DATA SHOWN:
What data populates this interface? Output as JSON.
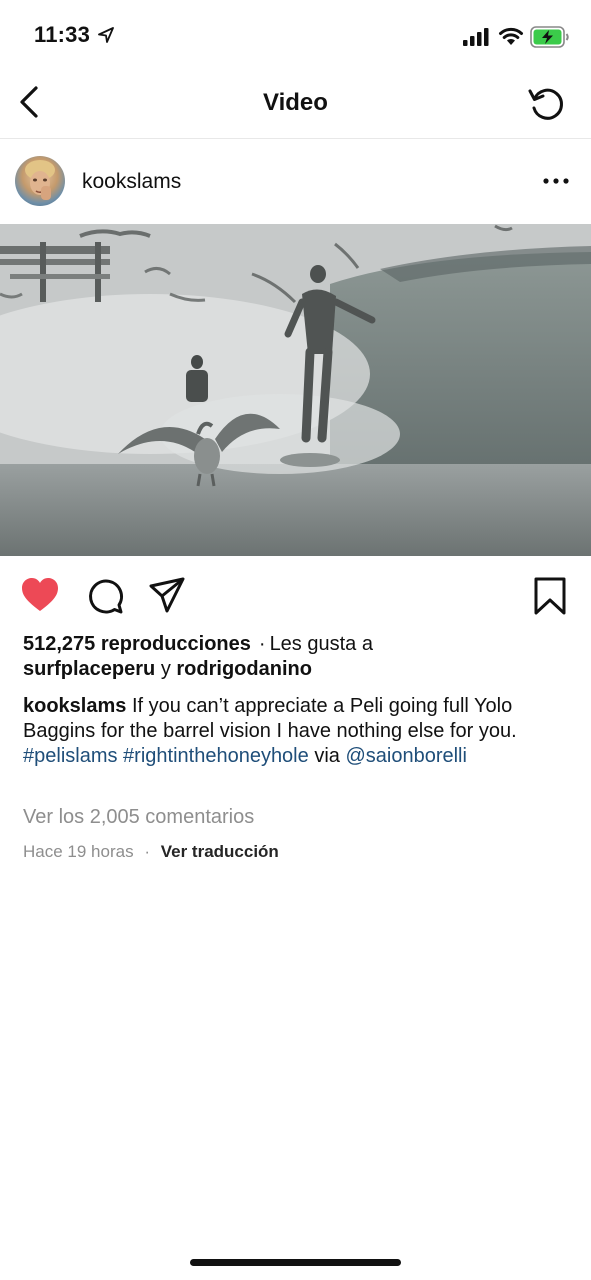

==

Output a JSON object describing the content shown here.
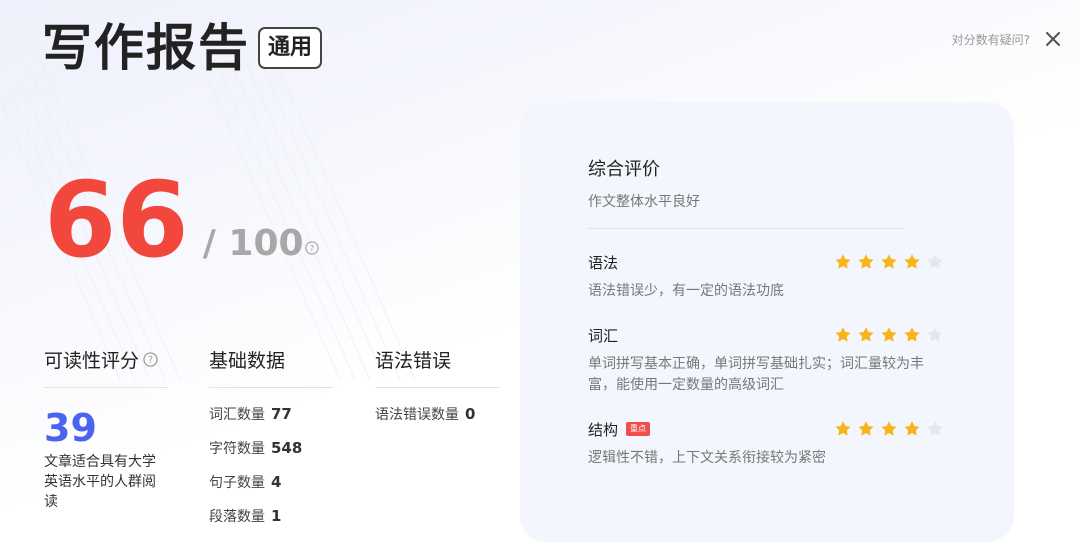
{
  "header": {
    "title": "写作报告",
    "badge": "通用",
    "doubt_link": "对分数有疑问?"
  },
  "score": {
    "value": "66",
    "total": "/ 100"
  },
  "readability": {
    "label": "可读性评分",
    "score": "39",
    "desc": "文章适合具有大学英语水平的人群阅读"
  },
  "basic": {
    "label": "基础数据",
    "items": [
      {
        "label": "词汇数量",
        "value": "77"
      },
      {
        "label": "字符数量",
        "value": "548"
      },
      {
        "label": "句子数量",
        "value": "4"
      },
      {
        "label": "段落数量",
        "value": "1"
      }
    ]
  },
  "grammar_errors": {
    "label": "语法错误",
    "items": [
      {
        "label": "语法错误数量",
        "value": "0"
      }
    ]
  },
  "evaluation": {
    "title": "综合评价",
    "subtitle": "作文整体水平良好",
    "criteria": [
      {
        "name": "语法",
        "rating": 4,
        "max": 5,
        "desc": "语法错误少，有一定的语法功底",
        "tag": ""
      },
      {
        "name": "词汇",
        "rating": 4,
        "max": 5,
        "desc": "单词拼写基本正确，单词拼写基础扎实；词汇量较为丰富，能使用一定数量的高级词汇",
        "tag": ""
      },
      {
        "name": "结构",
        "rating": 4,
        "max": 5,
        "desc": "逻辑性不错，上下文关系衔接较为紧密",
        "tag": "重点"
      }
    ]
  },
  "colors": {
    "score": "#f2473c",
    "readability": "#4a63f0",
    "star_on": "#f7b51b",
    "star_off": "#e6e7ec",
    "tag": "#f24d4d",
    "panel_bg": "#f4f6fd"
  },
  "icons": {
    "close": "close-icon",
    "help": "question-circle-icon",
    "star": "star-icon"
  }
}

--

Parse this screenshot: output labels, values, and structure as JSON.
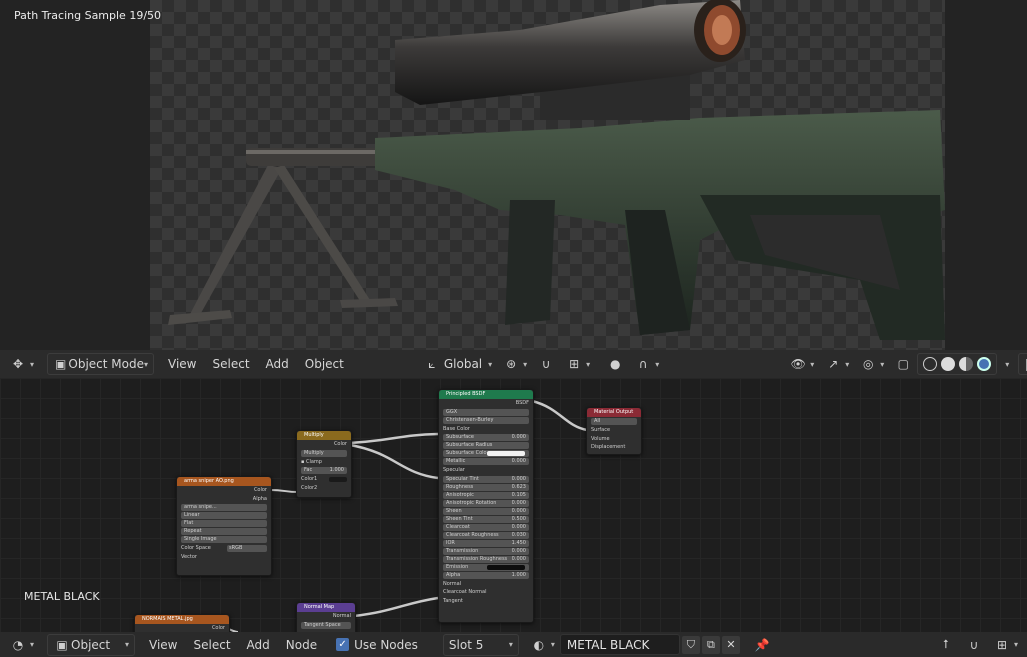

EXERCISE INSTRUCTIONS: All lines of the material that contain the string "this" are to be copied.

EXERCISE OUTPUT:
What data populates this interface? Output as JSON.
Parse this screenshot: output labels, values, and structure as JSON.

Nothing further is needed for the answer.